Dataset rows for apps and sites
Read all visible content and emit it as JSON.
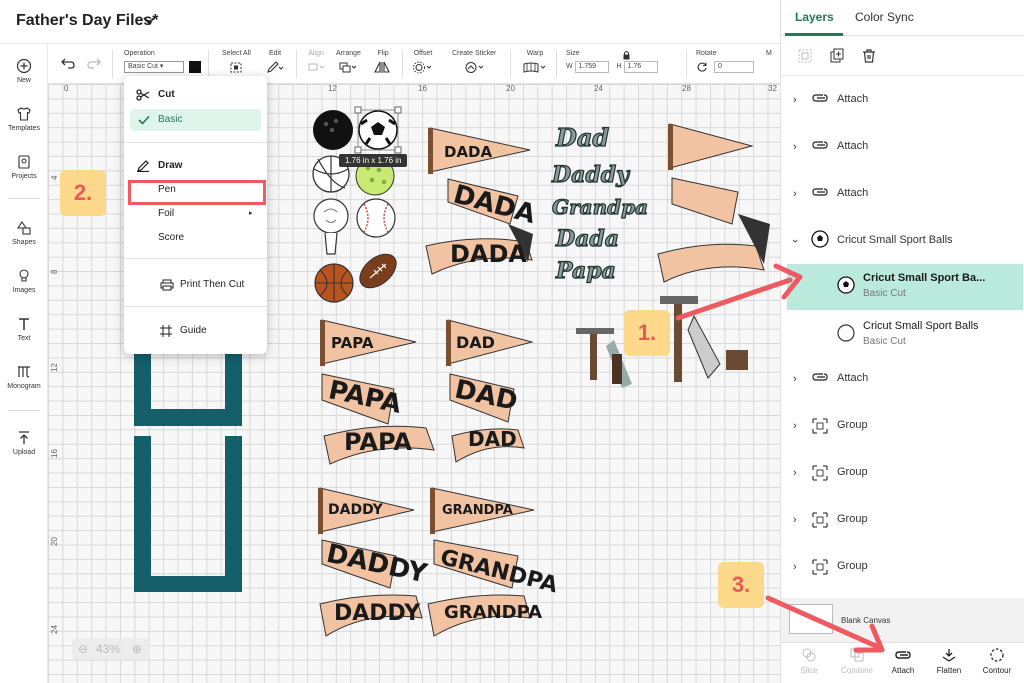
{
  "header": {
    "project_title": "Father's Day Files*"
  },
  "sidebar": {
    "items": [
      {
        "label": "New",
        "icon": "plus-circle-icon"
      },
      {
        "label": "Templates",
        "icon": "shirt-icon"
      },
      {
        "label": "Projects",
        "icon": "projects-icon"
      },
      {
        "label": "Shapes",
        "icon": "shapes-icon"
      },
      {
        "label": "Images",
        "icon": "lightbulb-icon"
      },
      {
        "label": "Text",
        "icon": "text-icon"
      },
      {
        "label": "Monogram",
        "icon": "monogram-icon"
      },
      {
        "label": "Upload",
        "icon": "upload-icon"
      }
    ]
  },
  "toolbar": {
    "operation_label": "Operation",
    "operation_value": "Basic Cut",
    "select_all_label": "Select All",
    "edit_label": "Edit",
    "align_label": "Align",
    "arrange_label": "Arrange",
    "flip_label": "Flip",
    "offset_label": "Offset",
    "create_sticker_label": "Create Sticker",
    "warp_label": "Warp",
    "size_label": "Size",
    "width_prefix": "W",
    "width_value": "1.759",
    "height_prefix": "H",
    "height_value": "1.76",
    "rotate_label": "Rotate",
    "rotate_value": "0",
    "more_label": "M"
  },
  "ruler": {
    "top": [
      "0",
      "4",
      "8",
      "12",
      "16",
      "20",
      "24",
      "28",
      "32"
    ],
    "left": [
      "4",
      "8",
      "12",
      "16",
      "20",
      "24"
    ]
  },
  "operation_menu": {
    "cut_header": "Cut",
    "basic": "Basic",
    "draw_header": "Draw",
    "pen": "Pen",
    "foil": "Foil",
    "score": "Score",
    "print_then_cut": "Print Then Cut",
    "guide": "Guide"
  },
  "canvas": {
    "size_tooltip": "1.76  in x 1.76  in",
    "pennants": {
      "dada": "DADA",
      "papa": "PAPA",
      "dad": "DAD",
      "daddy": "DADDY",
      "grandpa": "GRANDPA",
      "pa_suffix": "PA",
      "a_suffix": "A",
      "dy_suffix": "DY",
      "dad_script": [
        "Dad",
        "Daddy",
        "Grandpa",
        "Dada",
        "Papa"
      ]
    },
    "zoom": "43%"
  },
  "layers_panel": {
    "tabs": [
      "Layers",
      "Color Sync"
    ],
    "layers": [
      {
        "type": "Attach",
        "expanded": false
      },
      {
        "type": "Attach",
        "expanded": false
      },
      {
        "type": "Attach",
        "expanded": false
      },
      {
        "type": "Cricut Small Sport Balls",
        "expanded": true
      },
      {
        "type": "Attach",
        "expanded": false
      },
      {
        "type": "Group",
        "expanded": false
      },
      {
        "type": "Group",
        "expanded": false
      },
      {
        "type": "Group",
        "expanded": false
      },
      {
        "type": "Group",
        "expanded": false
      }
    ],
    "sub_layers": [
      {
        "name": "Cricut Small Sport Ba...",
        "operation": "Basic Cut",
        "selected": true
      },
      {
        "name": "Cricut Small Sport Balls",
        "operation": "Basic Cut",
        "selected": false
      }
    ],
    "blank_canvas": "Blank Canvas",
    "actions": [
      "Slice",
      "Combine",
      "Attach",
      "Flatten",
      "Contour"
    ]
  },
  "callouts": [
    "1.",
    "2.",
    "3."
  ],
  "colors": {
    "accent_green": "#1e7b54",
    "selected_row": "#b9eadb",
    "callout_bg": "#fbd88a",
    "callout_text": "#e85a5a",
    "arrow_red": "#ef5a62",
    "pennant_peach": "#f2c3a2",
    "teal_frame": "#145f6a"
  }
}
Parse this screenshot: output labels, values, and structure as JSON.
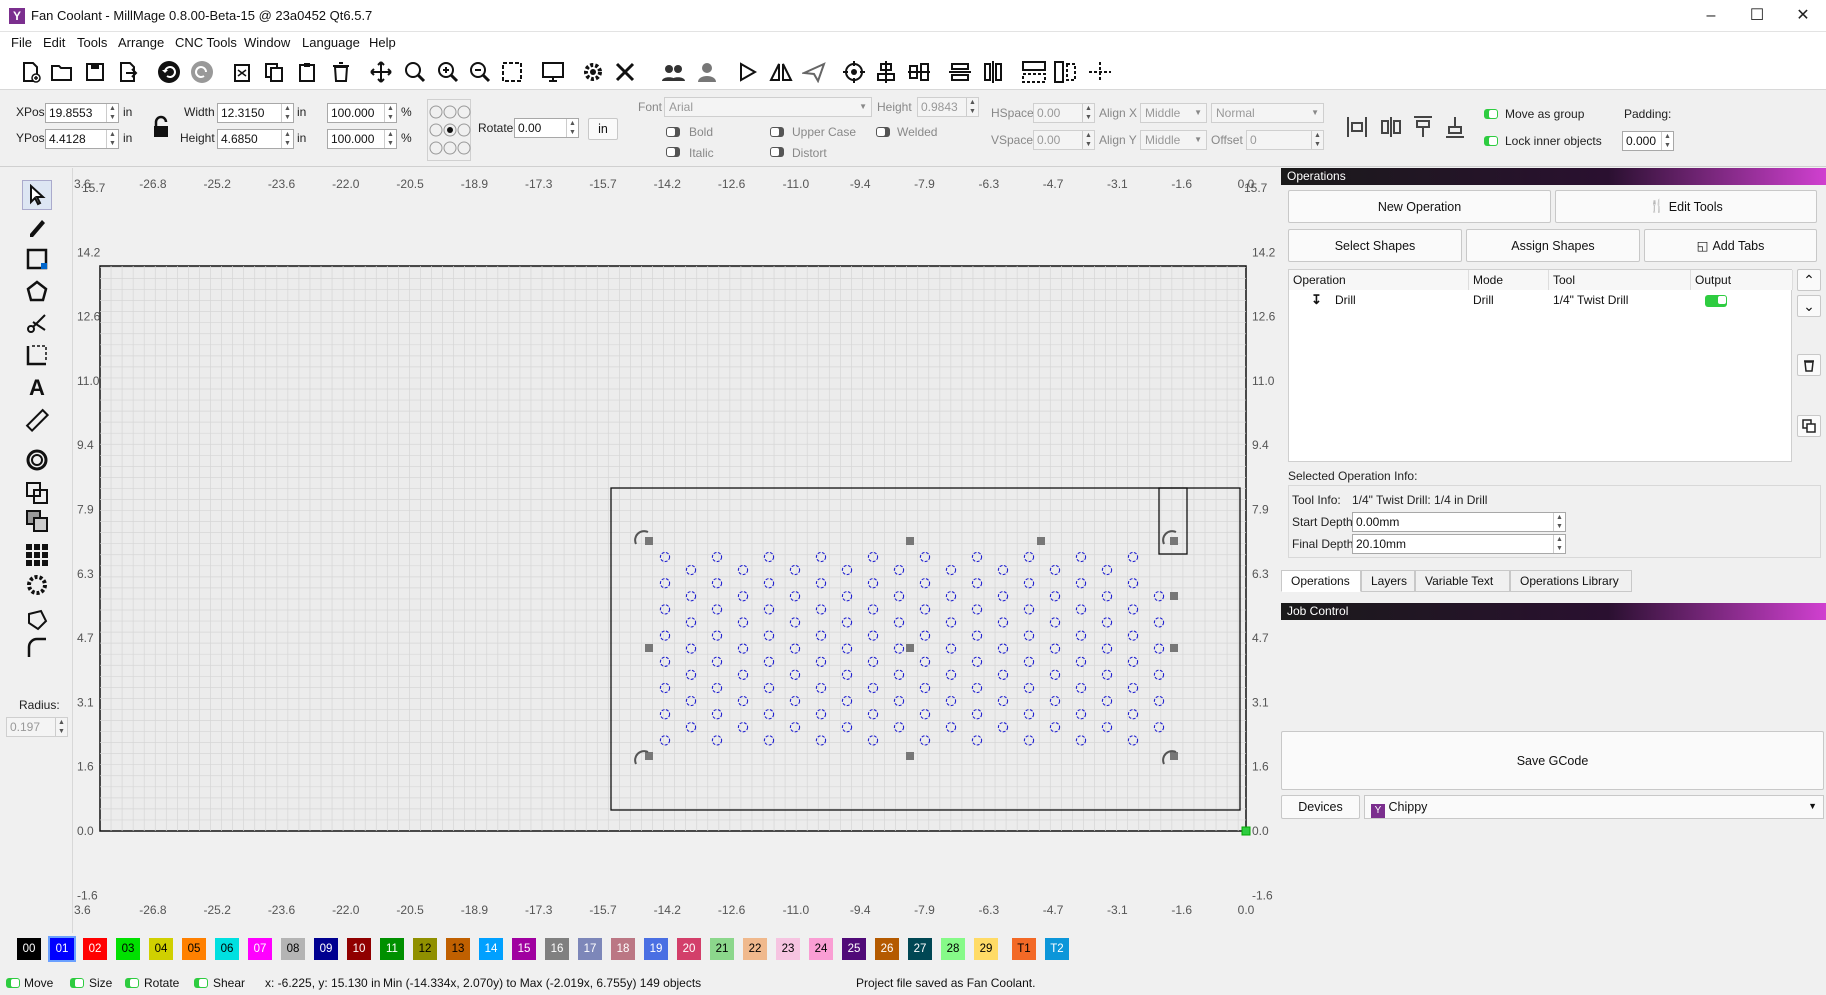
{
  "window": {
    "title": "Fan Coolant - MillMage 0.8.00-Beta-15 @ 23a0452 Qt6.5.7"
  },
  "menu": [
    "File",
    "Edit",
    "Tools",
    "Arrange",
    "CNC Tools",
    "Window",
    "Language",
    "Help"
  ],
  "props": {
    "xpos_label": "XPos",
    "xpos": "19.8553",
    "ypos_label": "YPos",
    "ypos": "4.4128",
    "unit": "in",
    "width_label": "Width",
    "width": "12.3150",
    "height_label": "Height",
    "height": "4.6850",
    "scale_w": "100.000",
    "scale_h": "100.000",
    "percent": "%",
    "rotate_label": "Rotate",
    "rotate": "0.00",
    "in_button": "in",
    "font_label": "Font",
    "font": "Arial",
    "font_height_label": "Height",
    "font_height": "0.9843",
    "hspace_label": "HSpace",
    "hspace": "0.00",
    "vspace_label": "VSpace",
    "vspace": "0.00",
    "alignx_label": "Align X",
    "alignx": "Middle",
    "aligny_label": "Align Y",
    "aligny": "Middle",
    "style": "Normal",
    "offset_label": "Offset",
    "offset": "0",
    "bold": "Bold",
    "italic": "Italic",
    "upper_case": "Upper Case",
    "distort": "Distort",
    "welded": "Welded",
    "move_as_group": "Move as group",
    "lock_inner": "Lock inner objects",
    "padding_label": "Padding:",
    "padding": "0.000"
  },
  "left": {
    "radius_label": "Radius:",
    "radius": "0.197"
  },
  "ruler": {
    "x_ticks": [
      "-26.8",
      "-25.2",
      "-23.6",
      "-22.0",
      "-20.5",
      "-18.9",
      "-17.3",
      "-15.7",
      "-14.2",
      "-12.6",
      "-11.0",
      "-9.4",
      "-7.9",
      "-6.3",
      "-4.7",
      "-3.1",
      "-1.6",
      "0.0"
    ],
    "y_ticks": [
      "14.2",
      "12.6",
      "11.0",
      "9.4",
      "7.9",
      "6.3",
      "4.7",
      "3.1",
      "1.6",
      "0.0",
      "-1.6"
    ],
    "corner_left": "3.6",
    "corner_top_left": "15.7",
    "corner_top_right": "15.7"
  },
  "operations": {
    "header": "Operations",
    "new_operation": "New Operation",
    "edit_tools": "Edit Tools",
    "select_shapes": "Select Shapes",
    "assign_shapes": "Assign Shapes",
    "add_tabs": "Add Tabs",
    "columns": [
      "Operation",
      "Mode",
      "Tool",
      "Output"
    ],
    "rows": [
      {
        "operation": "Drill",
        "mode": "Drill",
        "tool": "1/4\" Twist Drill",
        "output": "on"
      }
    ],
    "selected_info_label": "Selected Operation Info:",
    "tool_info_label": "Tool Info:",
    "tool_info": "1/4\" Twist Drill: 1/4 in Drill",
    "start_depth_label": "Start Depth:",
    "start_depth": "0.00mm",
    "final_depth_label": "Final Depth:",
    "final_depth": "20.10mm",
    "tabs": [
      "Operations",
      "Layers",
      "Variable Text",
      "Operations Library"
    ]
  },
  "job": {
    "header": "Job Control",
    "save_gcode": "Save GCode",
    "devices": "Devices",
    "device": "Chippy"
  },
  "palette": [
    {
      "label": "00",
      "bg": "#000000",
      "fg": "#ffffff"
    },
    {
      "label": "01",
      "bg": "#0000ff",
      "fg": "#ffffff"
    },
    {
      "label": "02",
      "bg": "#ff0000",
      "fg": "#ffffff"
    },
    {
      "label": "03",
      "bg": "#00e000",
      "fg": "#000000"
    },
    {
      "label": "04",
      "bg": "#d0d000",
      "fg": "#000000"
    },
    {
      "label": "05",
      "bg": "#ff8000",
      "fg": "#000000"
    },
    {
      "label": "06",
      "bg": "#00e0e0",
      "fg": "#000000"
    },
    {
      "label": "07",
      "bg": "#ff00ff",
      "fg": "#ffffff"
    },
    {
      "label": "08",
      "bg": "#b4b4b4",
      "fg": "#000000"
    },
    {
      "label": "09",
      "bg": "#000090",
      "fg": "#ffffff"
    },
    {
      "label": "10",
      "bg": "#900000",
      "fg": "#ffffff"
    },
    {
      "label": "11",
      "bg": "#009000",
      "fg": "#ffffff"
    },
    {
      "label": "12",
      "bg": "#909000",
      "fg": "#000000"
    },
    {
      "label": "13",
      "bg": "#c06000",
      "fg": "#000000"
    },
    {
      "label": "14",
      "bg": "#00a0ff",
      "fg": "#ffffff"
    },
    {
      "label": "15",
      "bg": "#a000a0",
      "fg": "#ffffff"
    },
    {
      "label": "16",
      "bg": "#808080",
      "fg": "#ffffff"
    },
    {
      "label": "17",
      "bg": "#7d87b9",
      "fg": "#ffffff"
    },
    {
      "label": "18",
      "bg": "#bb7784",
      "fg": "#ffffff"
    },
    {
      "label": "19",
      "bg": "#4a6fe3",
      "fg": "#ffffff"
    },
    {
      "label": "20",
      "bg": "#d33f6a",
      "fg": "#ffffff"
    },
    {
      "label": "21",
      "bg": "#8cd78c",
      "fg": "#000000"
    },
    {
      "label": "22",
      "bg": "#f0b98d",
      "fg": "#000000"
    },
    {
      "label": "23",
      "bg": "#f6c4e1",
      "fg": "#000000"
    },
    {
      "label": "24",
      "bg": "#fa9ed4",
      "fg": "#000000"
    },
    {
      "label": "25",
      "bg": "#500a78",
      "fg": "#ffffff"
    },
    {
      "label": "26",
      "bg": "#b45a00",
      "fg": "#ffffff"
    },
    {
      "label": "27",
      "bg": "#004754",
      "fg": "#ffffff"
    },
    {
      "label": "28",
      "bg": "#86fa88",
      "fg": "#000000"
    },
    {
      "label": "29",
      "bg": "#ffdb66",
      "fg": "#000000"
    },
    {
      "label": "T1",
      "bg": "#f36926",
      "fg": "#000000"
    },
    {
      "label": "T2",
      "bg": "#0c96d9",
      "fg": "#ffffff"
    }
  ],
  "status": {
    "move": "Move",
    "size": "Size",
    "rotate": "Rotate",
    "shear": "Shear",
    "coords": "x: -6.225, y: 15.130 in",
    "bounds": "Min (-14.334x, 2.070y) to Max (-2.019x, 6.755y)  149 objects",
    "message": "Project file saved as Fan Coolant."
  },
  "colors": {
    "accent_green": "#2ecc40",
    "hole": "#2020d0",
    "grid_bg": "#ececec"
  }
}
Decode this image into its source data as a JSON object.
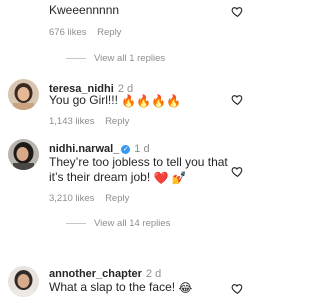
{
  "comments": [
    {
      "text": "Kweeennnnn",
      "likes": "676 likes",
      "reply": "Reply",
      "view_replies": "View all 1 replies"
    },
    {
      "username": "teresa_nidhi",
      "age": "2 d",
      "text": "You go Girl!!!",
      "likes": "1,143 likes",
      "reply": "Reply"
    },
    {
      "username": "nidhi.narwal_",
      "age": "1 d",
      "text_line1": "They’re too jobless to tell you that",
      "text_line2": "it’s their dream job!",
      "likes": "3,210 likes",
      "reply": "Reply",
      "view_replies": "View all 14 replies"
    },
    {
      "username": "annother_chapter",
      "age": "2 d",
      "text": "What a slap to the face!"
    }
  ],
  "icons": {
    "like": "heart-outline-icon",
    "verified": "verified-badge-icon"
  }
}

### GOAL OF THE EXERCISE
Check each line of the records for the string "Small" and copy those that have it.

### SOLUTION
        "type": "Cricut Small Sport Balls",
        "name": "Cricut Small Sport Ba...",
        "name": "Cricut Small Sport Balls",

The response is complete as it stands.